State Senator Bob Hedlund co-sponsored an amendment asking the Alcoholic Beverage Control Commission to conduct a year-long review of the ‘Happy Hour Regulation’ and the ABCC has been doing just that, holding the fourth public hearing out of five on Tuesday.
Currently, the regulation prohibits restaurants from having one-day drink specials as well as increasing the alcohol volume in a drink without proportionally raising the price.
Hedlund says the regulation is misunderstood by most restaurants in the state, “In one particular community on the South Shore there were just fifteen minor violation cited for little things like the unit price not matching what a bucket special price is, for instance, where there’s an increment of fifty cents off.”
Hedlund asserted that he doesn’t want happy hour to return but rather he wants the regulation to be reviewed and possibly updated in order to clear up confusion.
“Somehow this has been turned into a referendum on ‘Happy Hour’ which in people minds is the Wild West situation we had in the late 70’s, early 80’s where we had a lot of problems and no one is suggesting a return to that,” says the Republican State Senator.
The Massachusetts Restaurant Association opposes any changes, fearing that an alteration in the regulation would loosen the rules for restaurants and bars and create problems.
“Liquor liability insurance is now mandatory so that cost will go up. Restaurants, they actually have a good name, they employ 10% of the workforce, they’re an economic engine for the Commonwealth,” says Stephen Clark, MRA Director of Government Affairs.
According to Clark, almost all restaurateurs who attended Tuesday’s hearing in Boston fully oppose any changes to the law.
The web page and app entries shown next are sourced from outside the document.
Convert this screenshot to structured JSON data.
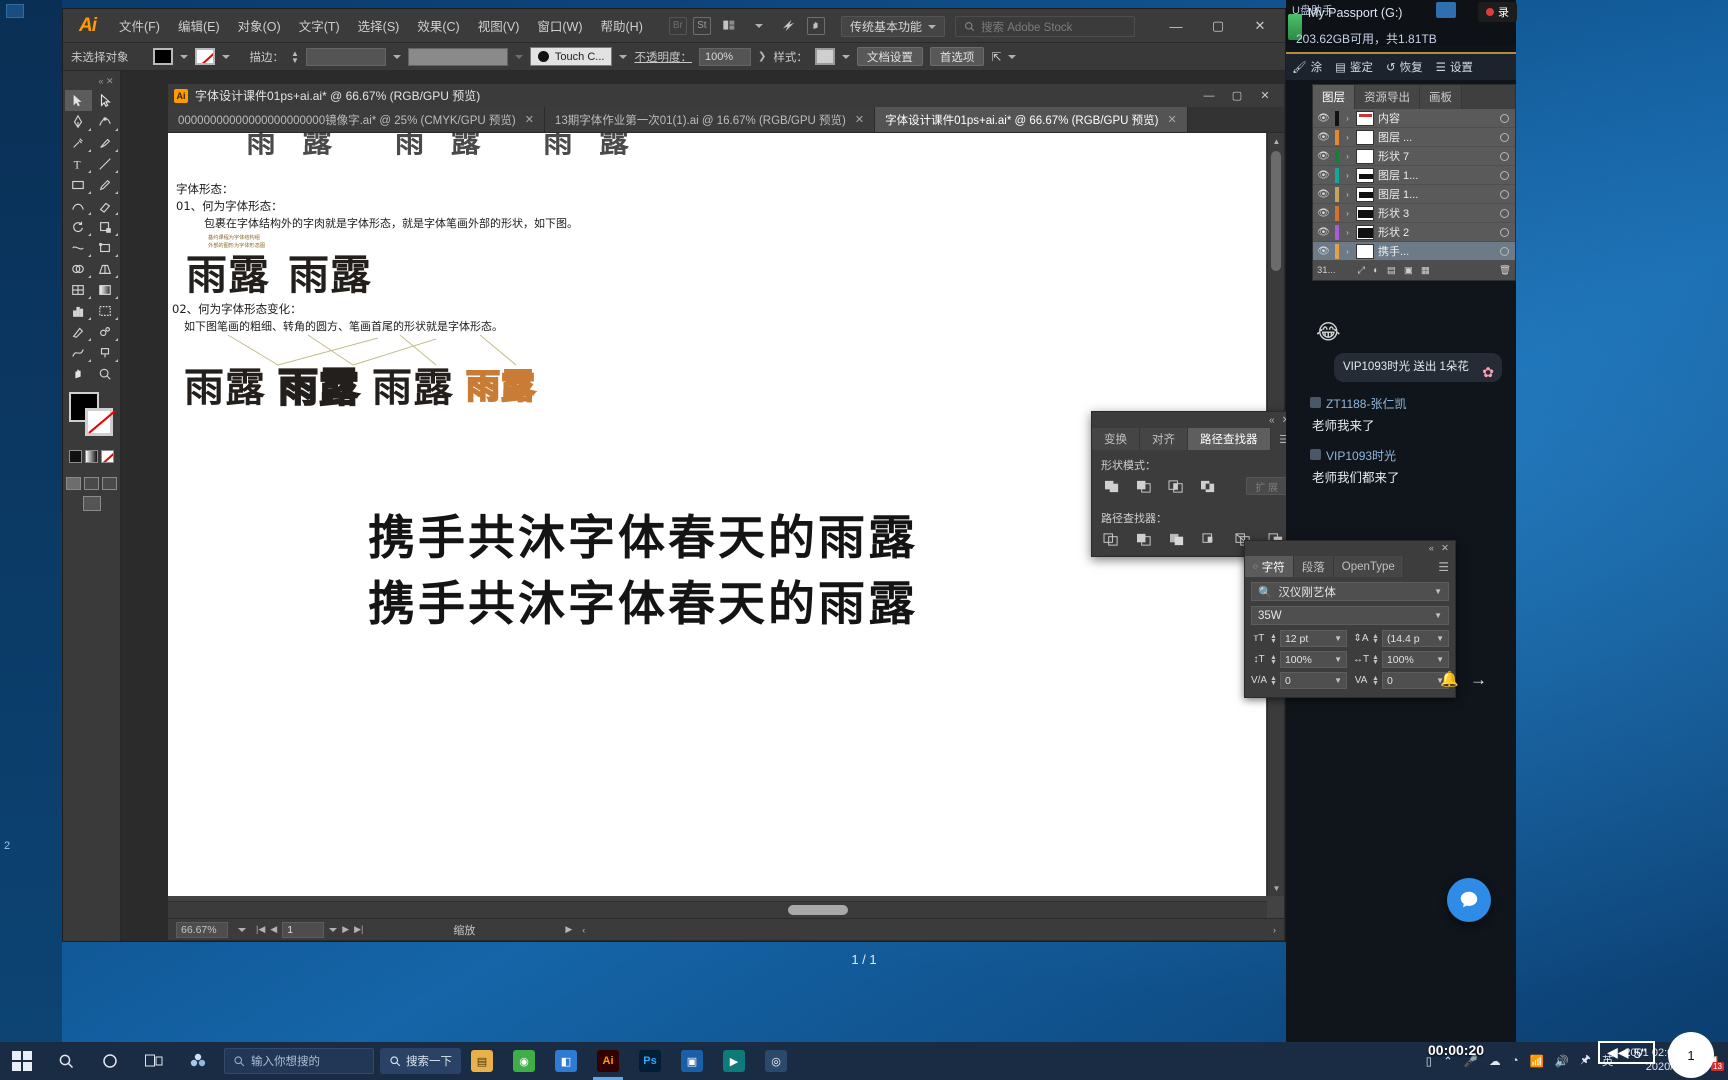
{
  "app": {
    "name": "Adobe Illustrator",
    "logo": "Ai",
    "menus": [
      "文件(F)",
      "编辑(E)",
      "对象(O)",
      "文字(T)",
      "选择(S)",
      "效果(C)",
      "视图(V)",
      "窗口(W)",
      "帮助(H)"
    ],
    "bridge_icon": "Br",
    "stock_icon": "St",
    "workspace": "传统基本功能",
    "search_placeholder": "搜索 Adobe Stock"
  },
  "control_bar": {
    "selection_status": "未选择对象",
    "stroke_label": "描边：",
    "brush_label": "Touch C...",
    "opacity_label": "不透明度：",
    "opacity_value": "100%",
    "style_label": "样式：",
    "doc_setup": "文档设置",
    "preferences": "首选项"
  },
  "document": {
    "title": "字体设计课件01ps+ai.ai* @ 66.67% (RGB/GPU 预览)",
    "tabs": [
      {
        "label": "00000000000000000000000镜像字.ai* @ 25% (CMYK/GPU 预览)",
        "active": false
      },
      {
        "label": "13期字体作业第一次01(1).ai @ 16.67% (RGB/GPU 预览)",
        "active": false
      },
      {
        "label": "字体设计课件01ps+ai.ai* @ 66.67% (RGB/GPU 预览)",
        "active": true
      }
    ],
    "status": {
      "zoom": "66.67%",
      "page": "1",
      "tool_name": "缩放"
    },
    "page_counter": "1 / 1"
  },
  "artboard": {
    "section1_title": "字体形态：",
    "section1_q": "01、何为字体形态：",
    "section1_a": "包裹在字体结构外的字肉就是字体形态，就是字体笔画外部的形状，如下图。",
    "sample_caption": "基约课程为字体结构组\n外部的图形为字体形态图",
    "sample1": "雨露",
    "sample2": "雨露",
    "section2_q": "02、何为字体形态变化：",
    "section2_a": "如下图笔画的粗细、转角的圆方、笔画首尾的形状就是字体形态。",
    "variants": [
      "雨露",
      "雨露",
      "雨露",
      "雨露"
    ],
    "headline1": "携手共沐字体春天的雨露",
    "headline2": "携手共沐字体春天的雨露"
  },
  "pathfinder_panel": {
    "tabs": [
      "变换",
      "对齐",
      "路径查找器"
    ],
    "active_tab": "路径查找器",
    "shape_modes_label": "形状模式：",
    "pathfinders_label": "路径查找器：",
    "expand_label": "扩 展"
  },
  "character_panel": {
    "tabs": [
      "字符",
      "段落",
      "OpenType"
    ],
    "active_tab": "字符",
    "font_family": "汉仪刚艺体",
    "font_style": "35W",
    "font_size": "12 pt",
    "leading": "(14.4 p",
    "vertical_scale": "100%",
    "horizontal_scale": "100%",
    "tracking": "0",
    "kerning": "0"
  },
  "layers_panel": {
    "tabs": [
      "图层",
      "资源导出",
      "画板"
    ],
    "active_tab": "图层",
    "rows": [
      {
        "name": "内容",
        "color": "#111111",
        "selected": false
      },
      {
        "name": "图层 ...",
        "color": "#e08a34",
        "selected": false
      },
      {
        "name": "形状 7",
        "color": "#1f7a3d",
        "selected": false
      },
      {
        "name": "图层 1...",
        "color": "#14a79a",
        "selected": false
      },
      {
        "name": "图层 1...",
        "color": "#c8a35a",
        "selected": false
      },
      {
        "name": "形状 3",
        "color": "#d4722c",
        "selected": false
      },
      {
        "name": "形状 2",
        "color": "#a95cd6",
        "selected": false
      },
      {
        "name": "携手...",
        "color": "#e3a24a",
        "selected": true
      }
    ],
    "footer_count": "31..."
  },
  "right_app": {
    "drive_title": "My Passport (G:)",
    "drive_info": "203.62GB可用，共1.81TB",
    "partial_label": "U盘助手",
    "tools": [
      "涂",
      "鉴定",
      "恢复",
      "设置"
    ],
    "tool_icons": [
      "brush-icon",
      "usb-icon",
      "restore-icon",
      "list-icon"
    ]
  },
  "chat": {
    "emoji": "😂",
    "gift": {
      "text": "VIP1093时光 送出 1朵花",
      "icon": "flower-icon"
    },
    "messages": [
      {
        "user": "ZT1188-张仁凯",
        "text": "老师我来了"
      },
      {
        "user": "VIP1093时光",
        "text": "老师我们都来了"
      }
    ]
  },
  "taskbar": {
    "search_placeholder": "输入你想搜的",
    "pill_label": "搜索一下",
    "apps": [
      {
        "name": "illustrator",
        "label": "Ai",
        "color": "#330000",
        "text_color": "#ff9a00",
        "active": true
      },
      {
        "name": "photoshop",
        "label": "Ps",
        "color": "#001e36",
        "text_color": "#31a8ff",
        "active": false
      },
      {
        "name": "media",
        "label": "▣",
        "color": "#1a5fa8",
        "text_color": "#ffffff",
        "active": false
      },
      {
        "name": "video",
        "label": "▶",
        "color": "#0e7a7a",
        "text_color": "#ffffff",
        "active": false
      },
      {
        "name": "browser",
        "label": "◎",
        "color": "#2b4a6b",
        "text_color": "#dfe8f2",
        "active": false
      }
    ],
    "clock_time": "2001 02:08:50",
    "clock_date": "2020/12/8",
    "input_method": "英",
    "badge_count": "13"
  },
  "recorder": {
    "elapsed": "00:00:20",
    "speed": "5\"",
    "speed_icon": "rewind-icon",
    "rec_label": "录"
  },
  "colors": {
    "accent_orange": "#ff9a00",
    "panel_bg": "#3c3c3c",
    "selection_blue": "#6d7b88",
    "taskbar_blue": "#1a2c44"
  }
}
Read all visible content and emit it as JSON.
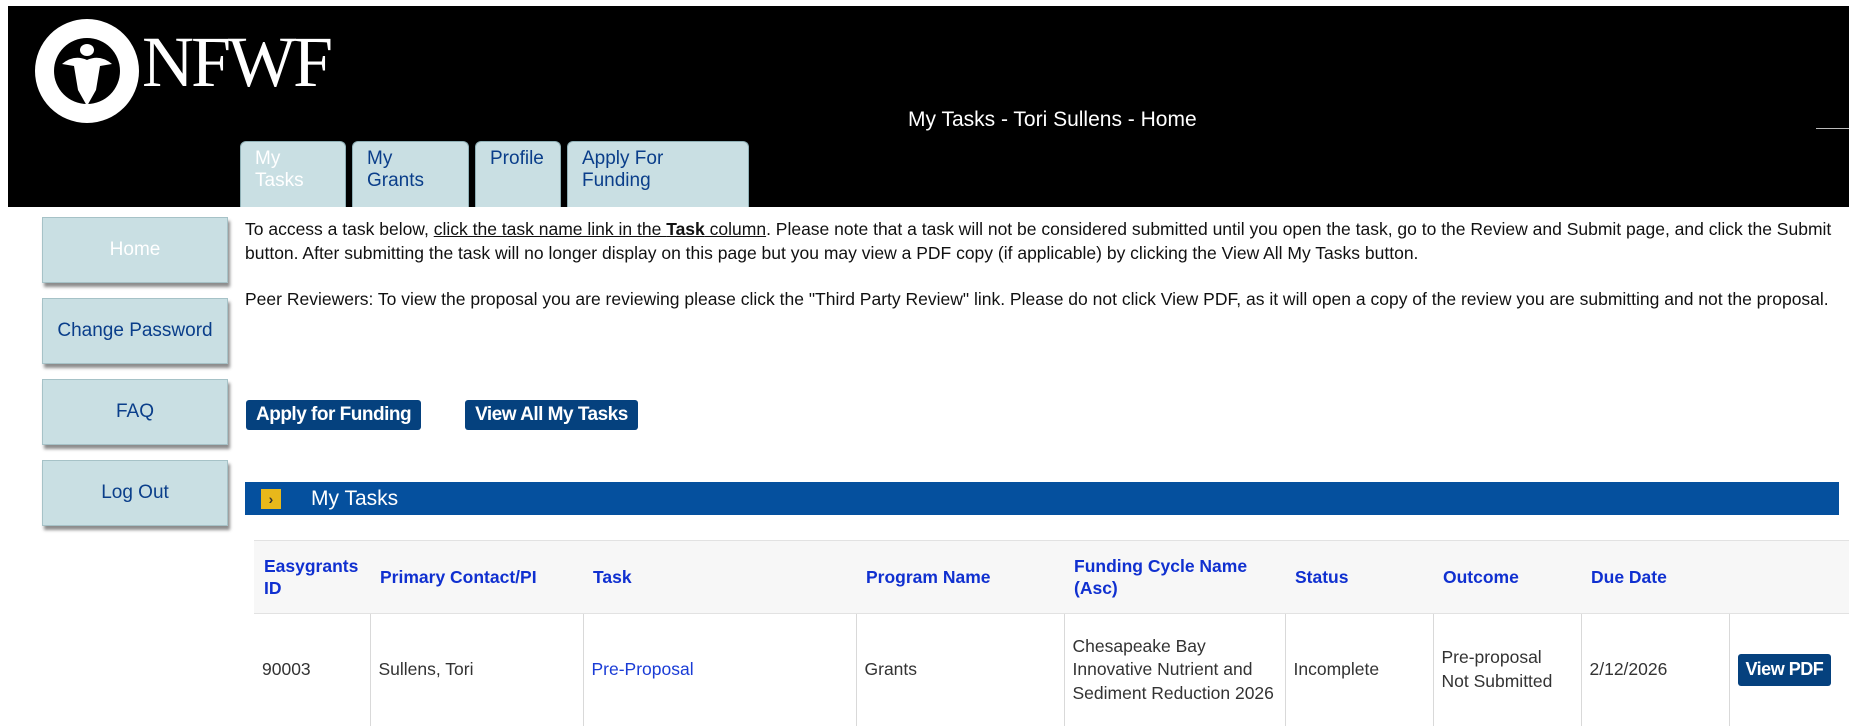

Hedlund’s request for a review comes after lawmakers voted in favor of allowing new casinos in the state to distribute free alcoholic drinks to gamers. The State Senator voted against the bill.